[Task to complete] The response should hold each line from the entries below where "Wolumen" is found.

Task material START

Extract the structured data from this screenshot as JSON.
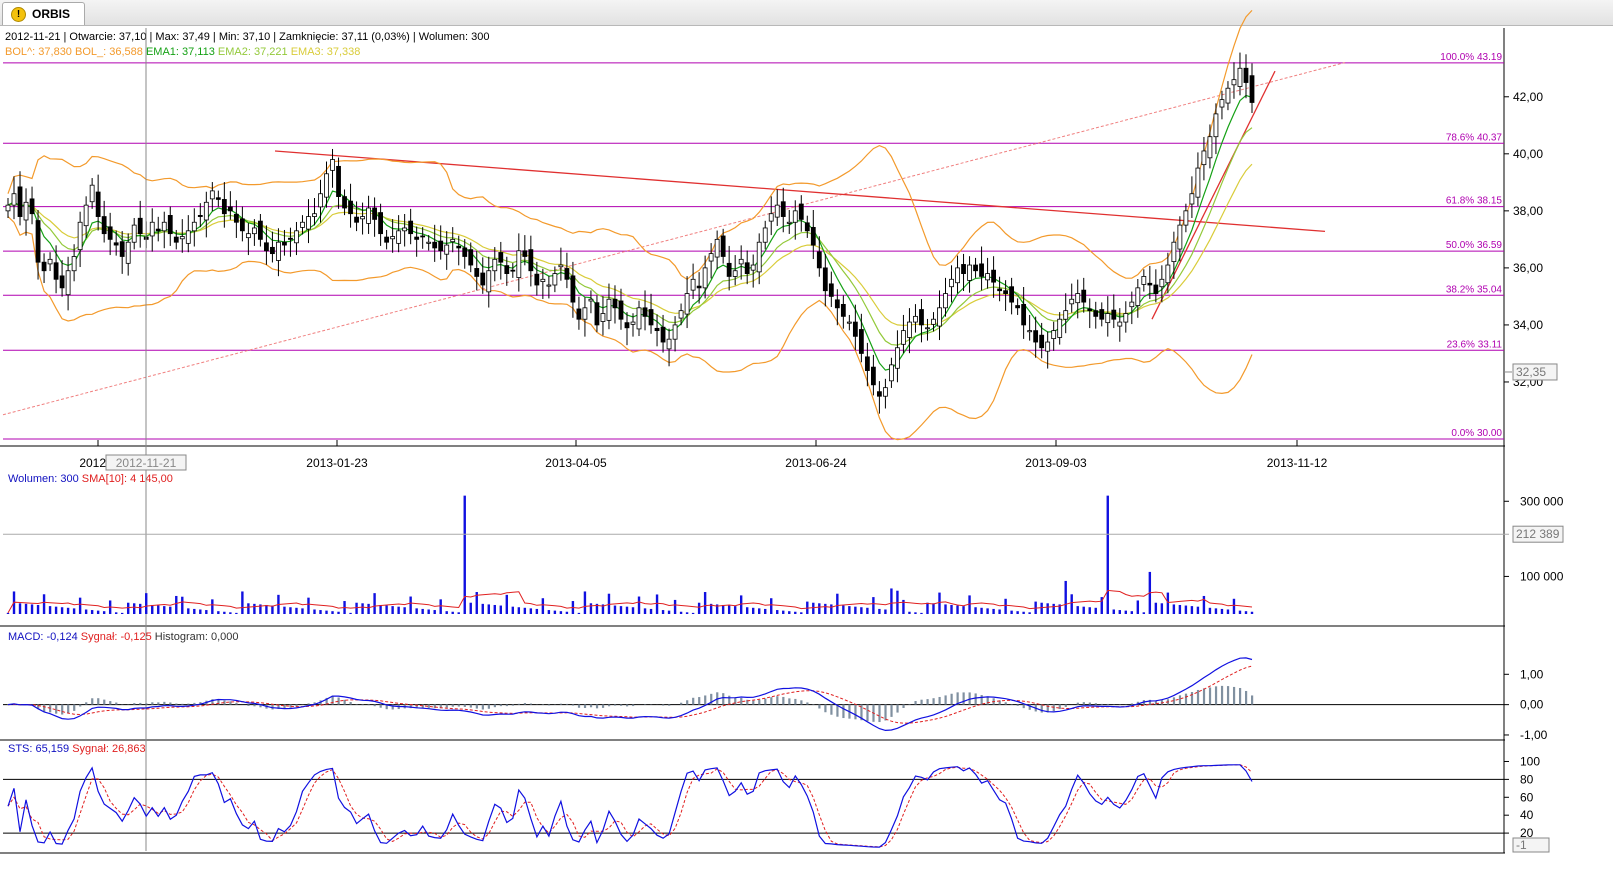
{
  "app": {
    "tab_label": "ORBIS",
    "tab_icon": "warning-icon"
  },
  "price_info": {
    "line1": "2012-11-21 | Otwarcie: 37,10 | Max: 37,49 | Min: 37,10 | Zamknięcie: 37,11 (0,03%)  | Wolumen: 300",
    "bol_up": "BOL^: 37,830",
    "bol_low": "BOL_: 36,588",
    "ema1": "EMA1: 37,113",
    "ema2": "EMA2: 37,221",
    "ema3": "EMA3: 37,338"
  },
  "volume_info": {
    "vol": "Wolumen: 300",
    "sma": "SMA[10]: 4 145,00"
  },
  "macd_info": {
    "macd": "MACD: -0,124",
    "signal": "Sygnał: -0,125",
    "hist": "Histogram: 0,000"
  },
  "sts_info": {
    "sts": "STS: 65,159",
    "signal": "Sygnał: 26,863"
  },
  "cursor_date": "2012-11-21",
  "price_marker": "32,35",
  "volume_marker": "212 389",
  "sts_marker": "-1",
  "colors": {
    "bol": "#f39a2c",
    "ema1": "#15a115",
    "ema2": "#93c93a",
    "ema3": "#d9cc3a",
    "fib": "#b000b0",
    "trend": "#e03030",
    "volume": "#1010e0",
    "sma": "#e02020",
    "macd": "#1010e0",
    "signal": "#e02020",
    "hist": "#8090a0"
  },
  "chart_data": [
    {
      "type": "candlestick",
      "x_ticks": [
        "2012-1",
        "2013-01-23",
        "2013-04-05",
        "2013-06-24",
        "2013-09-03",
        "2013-11-12"
      ],
      "y_ticks": [
        "42,00",
        "40,00",
        "38,00",
        "36,00",
        "34,00",
        "32,00"
      ],
      "ylim": [
        30,
        43.5
      ],
      "fib_levels": [
        {
          "label": "100.0% 43.19",
          "value": 43.19
        },
        {
          "label": "78.6% 40.37",
          "value": 40.37
        },
        {
          "label": "61.8% 38.15",
          "value": 38.15
        },
        {
          "label": "50.0% 36.59",
          "value": 36.59
        },
        {
          "label": "38.2% 35.04",
          "value": 35.04
        },
        {
          "label": "23.6% 33.11",
          "value": 33.11
        },
        {
          "label": "0.0% 30.00",
          "value": 30.0
        }
      ],
      "close": [
        38.2,
        38.6,
        37.8,
        38.3,
        37.9,
        36.2,
        35.9,
        36.3,
        35.6,
        35.3,
        35.9,
        36.4,
        37.6,
        38.2,
        38.9,
        37.8,
        37.2,
        37.0,
        36.8,
        36.4,
        36.9,
        37.5,
        37.2,
        37.0,
        37.6,
        37.3,
        37.6,
        37.2,
        36.9,
        37.1,
        37.3,
        37.6,
        37.8,
        38.3,
        38.7,
        38.4,
        37.9,
        38.0,
        37.6,
        37.3,
        37.2,
        37.4,
        37.0,
        36.6,
        36.5,
        36.9,
        36.8,
        37.0,
        37.3,
        37.6,
        37.8,
        37.9,
        38.6,
        39.3,
        39.8,
        38.5,
        38.1,
        37.9,
        37.6,
        37.8,
        38.1,
        37.7,
        37.2,
        36.9,
        37.1,
        37.3,
        37.4,
        37.2,
        37.0,
        37.1,
        36.9,
        36.7,
        36.6,
        36.8,
        37.0,
        36.7,
        36.4,
        36.1,
        35.7,
        35.4,
        35.9,
        36.3,
        36.2,
        35.8,
        35.9,
        36.6,
        36.4,
        35.9,
        35.4,
        35.6,
        35.4,
        35.8,
        36.1,
        35.6,
        34.8,
        34.2,
        34.6,
        34.9,
        34.0,
        34.4,
        34.9,
        34.6,
        34.2,
        33.9,
        34.1,
        34.6,
        34.3,
        34.0,
        33.8,
        33.4,
        33.5,
        34.0,
        34.5,
        35.1,
        35.6,
        35.3,
        36.0,
        36.5,
        37.0,
        36.4,
        35.7,
        35.9,
        36.3,
        35.8,
        36.1,
        36.9,
        37.4,
        37.9,
        38.2,
        37.8,
        37.6,
        38.0,
        37.7,
        37.3,
        36.8,
        36.0,
        35.2,
        35.0,
        34.6,
        34.3,
        34.1,
        33.6,
        33.0,
        32.4,
        31.9,
        31.5,
        31.8,
        32.6,
        33.2,
        33.8,
        34.1,
        34.3,
        34.0,
        33.9,
        34.2,
        34.6,
        35.1,
        35.6,
        36.0,
        35.8,
        36.1,
        35.9,
        35.7,
        35.8,
        35.5,
        35.2,
        35.1,
        34.8,
        34.6,
        34.0,
        33.8,
        33.4,
        33.2,
        33.4,
        33.8,
        34.2,
        34.5,
        34.9,
        35.1,
        34.8,
        34.5,
        34.3,
        34.2,
        34.4,
        34.2,
        34.1,
        34.4,
        34.8,
        35.3,
        35.7,
        35.4,
        35.1,
        35.6,
        36.1,
        36.9,
        37.5,
        38.0,
        38.6,
        39.5,
        40.1,
        40.6,
        41.4,
        41.9,
        42.3,
        42.6,
        43.0,
        42.5,
        41.8
      ],
      "volume_ticks": [
        "300 000",
        "100 000"
      ],
      "volume_ylim": [
        0,
        330000
      ],
      "macd_ticks": [
        "1,00",
        "0,00",
        "-1,00"
      ],
      "macd_ylim": [
        -1.1,
        1.9
      ],
      "sts_ticks": [
        "100",
        "80",
        "60",
        "40",
        "20"
      ],
      "sts_ylim": [
        0,
        105
      ]
    }
  ]
}
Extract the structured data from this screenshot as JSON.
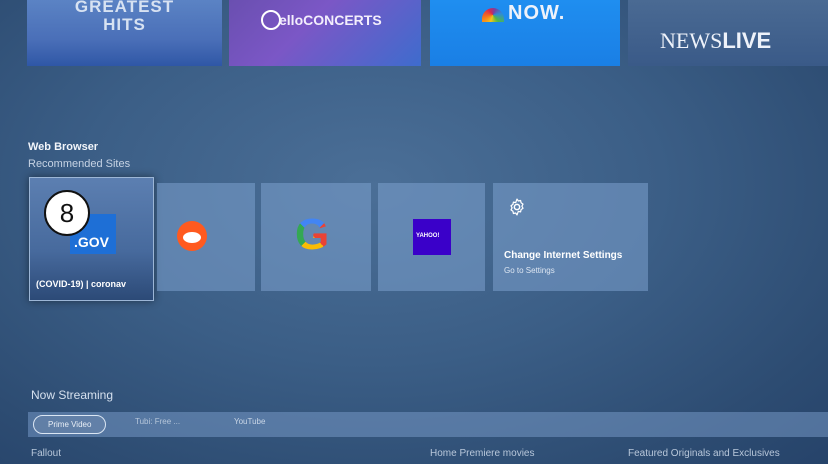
{
  "top_tiles": {
    "greatest_hits": "GREATEST\nHITS",
    "cello": "elloCONCERTS",
    "nbc_now": "NOW.",
    "news_live": [
      "NEWS",
      "LIVE"
    ]
  },
  "web_browser": {
    "title": "Web Browser",
    "subtitle": "Recommended Sites",
    "sites": {
      "gov": {
        "logo_text": ".GOV",
        "caption": "(COVID-19) | coronav"
      },
      "reddit": {},
      "google": {
        "logo_text": "G"
      },
      "yahoo": {
        "logo_text": "YAHOO!"
      },
      "settings": {
        "label": "Change Internet Settings",
        "sublabel": "Go to Settings"
      }
    },
    "badge": "8"
  },
  "now_streaming": {
    "title": "Now Streaming",
    "tabs": [
      "Prime Video",
      "Tubi: Free ...",
      "YouTube"
    ]
  },
  "bottom_row": {
    "left": "Fallout",
    "middle": "Home Premiere movies",
    "right": "Featured Originals and Exclusives"
  }
}
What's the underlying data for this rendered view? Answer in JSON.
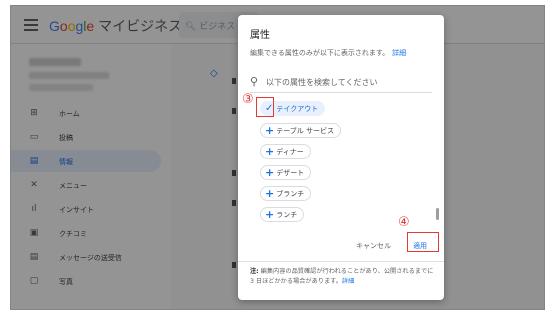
{
  "app": {
    "brand_google": "Google",
    "brand_suffix": " マイビジネス",
    "search_placeholder": "ビジネス"
  },
  "sidebar": {
    "items": [
      {
        "label": "ホーム",
        "icon": "⊞"
      },
      {
        "label": "投稿",
        "icon": "▭"
      },
      {
        "label": "情報",
        "icon": "▤"
      },
      {
        "label": "メニュー",
        "icon": "✕"
      },
      {
        "label": "インサイト",
        "icon": "ıl"
      },
      {
        "label": "クチコミ",
        "icon": "▣"
      },
      {
        "label": "メッセージの送受信",
        "icon": "▤"
      },
      {
        "label": "写真",
        "icon": "▢"
      }
    ]
  },
  "dialog": {
    "title": "属性",
    "description": "編集できる属性のみが以下に表示されます。",
    "details_link": "詳細",
    "search_placeholder": "以下の属性を検索してください",
    "chips": [
      {
        "label": "テイクアウト",
        "selected": true
      },
      {
        "label": "テーブル サービス",
        "selected": false
      },
      {
        "label": "ディナー",
        "selected": false
      },
      {
        "label": "デザート",
        "selected": false
      },
      {
        "label": "ブランチ",
        "selected": false
      },
      {
        "label": "ランチ",
        "selected": false
      }
    ],
    "cancel_label": "キャンセル",
    "apply_label": "適用",
    "note_prefix": "注:",
    "note_text": " 編集内容の品質確認が行われることがあり、公開されるまでに 3 日ほどかかる場合があります。",
    "note_link": "詳細"
  },
  "annotations": {
    "step3": "③",
    "step4": "④"
  },
  "colors": {
    "accent": "#1a73e8",
    "annotation": "#e53935"
  }
}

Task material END

[Final answer]
    "line1": "2012-11-21 | Otwarcie: 37,10 | Max: 37,49 | Min: 37,10 | Zamknięcie: 37,11 (0,03%)  | Wolumen: 300",
    "vol": "Wolumen: 300",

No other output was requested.